At the end of last year (2021), there was lots of excitement about the first comprehensive analysis of past research on techniques designed to change people’s behaviour (known as “nudging”), confidently showing that they work. This was great news for researchers, but also for governments across the world who have invested in “nudge units” that use such methods.
Nudges aim to influence people to make better decisions. For example, authorities may set a “better” choice, such as donating your organs, as a default. Or they could make a healthy food option more attractive through labelling.
But new research reviewing this paper – which had looked at at 212 published papers involving more than 2 million participants – and others now warns nudges may not have any effect on behaviour at all.
To understand why, we need to go into some details about statistics, and how experimental findings are analysed and interpreted. Researchers start off with a hypothesis that there is no effect (null hypothesis). They then ask, what is the probability of getting an actual effect by chance?
So, if in my experiment there is a group of people who are exposed to a specific nudge technique, and a control group that isn’t nudged, my starting point is that the two groups won’t differ. If I then find a difference, I use statistics to work out how probable it is that this would have happened by chance alone. This is called the P-value, and the lower it is the better. A big p-value would mean that the differences between the two groups can largely be explained by chance.
The opposite is true for effect sizes. It also important to measure the size of the effect to assess the practical value of an experiment. Imagine I am testing a nudge that is supposed to help obese people reduce their weight, and I observe that people in the nudged group loose a pound over the course of six month. While this difference may be significant (I obtain a low p-value), I might rightly ask whether this effect is big enough for any practical purposes.

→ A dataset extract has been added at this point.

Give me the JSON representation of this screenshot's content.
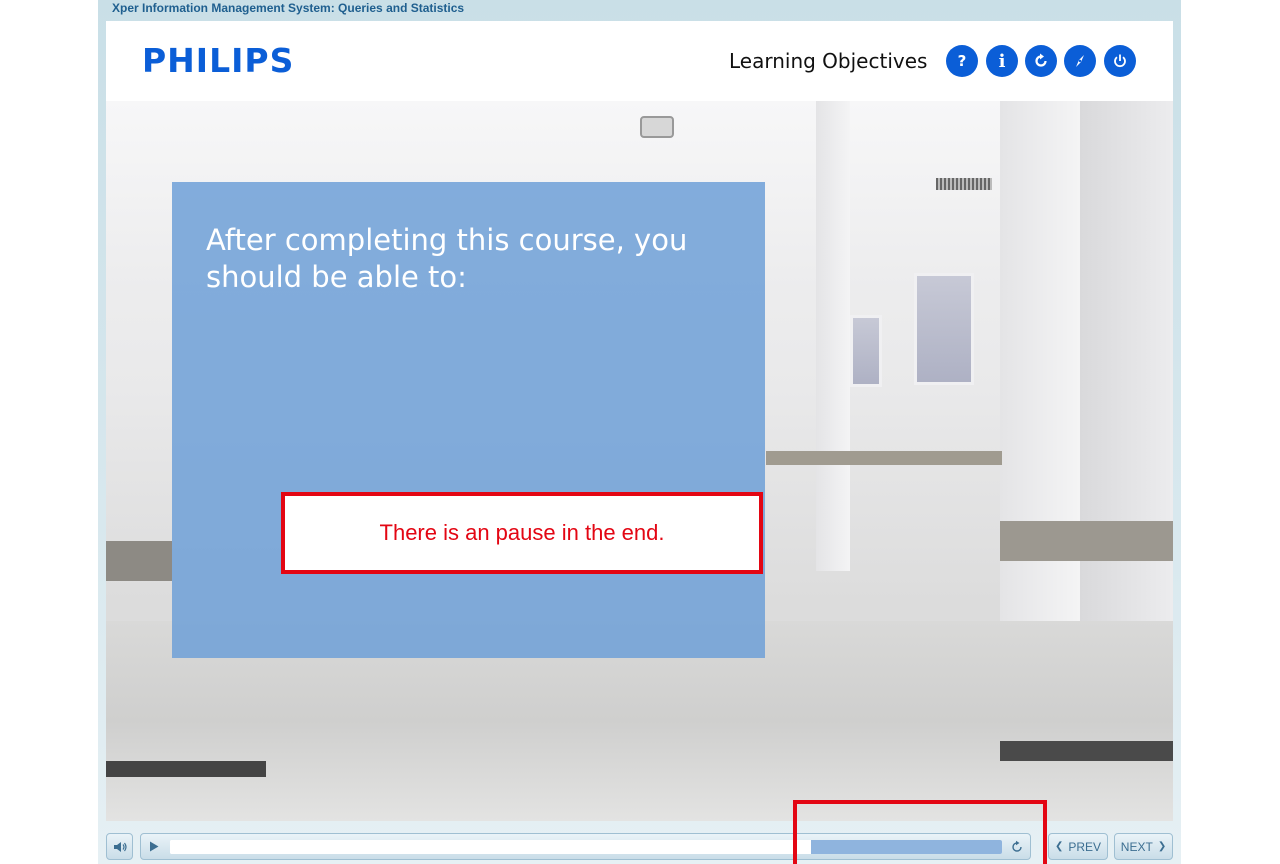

So whereas p-values provide us with an indication of how likely an observed difference is by chance alone, effect sizes tell us how big – and therefore how relevant — the effect is.
A good study needs to show a moderate or large effect size, but it also needs to set out how much of it was the result of “publication bias”. This is the cherry-picking of results to show a win for nudge, meaning that studies finding that nudges don’t work aren’t included or even published in the first place. This may be because editors and reviewers at scientific journals want to see findings showing that an experiment worked – it makes for more interesting reading, after all.
The authors of the original 2021 study, which reported a moderate effect size of nudging on behaviour, ruled out publication bias that was severe enough to have a major influence on the reasonable effect size they found.
Trouble for nudge
Two things have happened since though. This year, a colleague and I highlighted that, regardless of the 2021 results, there are still general issues with nudge science. For example, scientists overly rely on certain types of experiments. And they often don’t consider the benefits relative to the actual costs of using nudges, or work out whether nudges are in fact the actual reason for positive effects on behaviour.
Many researchers also started becoming increasingly suspicious about the reported effect size of the 2021 study. Some called for the paper to be retracted after finding out the data analysed appeared to include studies that had used faked data.
And now a new study, published in PNAS, has re-examined the estimated impact of publication bias in the 2021 study. The authors of the new paper used their own statistical methods and assessed the severity of publication bias as well as its impact on the actual effect size. They showed that the original effect size of all 212 studies wasn’t actually moderate – it was zero.
How bad is all this? From a scientific perspective, this is excellent. Researchers start a process of gathering data to inform general assumptions about the effectiveness of nudges. Other researchers inspect the same data and analyses, and then propose a revision of the conclusions. Everything advances in the way science should.
How bad is this for nudge? Investment in it is huge. Researchers, governments, as well as organisations such as the World health Organisation use nudges as a standard method for behavioural change. So, an enormous burden has been placed on the shoulders of nudgers. This may also have resulted in the serious publication bias, because so many were invested in showing it to work.
Right now, the best science we have is seriously questioning the effectiveness of nudging. But many, including myself, have long known this – spending many years carefully commenting on the various ways research on nudging needs to improve, and have been largely ignored.
That said, efforts to use behavioural interventions need not be abandoned. A better way forward would be to focus on building an evidence base showing which combinations of nudges and other approaches work together. For example, as I have shown, combinations of nudging methods together with changes in taxation and subsidies have a stronger effect on sustainable consumption than either being implemented alone.
This takes the burden off nudge being solely responsible for behavioural change, especially since alone it doesn’t do much. In fact, how could it? Given how complex human behaviour is, how could one single approach ever hope to change it? There’s not a single example of this being successfully done in history, at least not without impinging on human rights.
As I have shown before, if we are honest about the possibility of failure, then we can use it to learn what to do better.
ESRC, Research England, EPSRC, British Academy, NIHR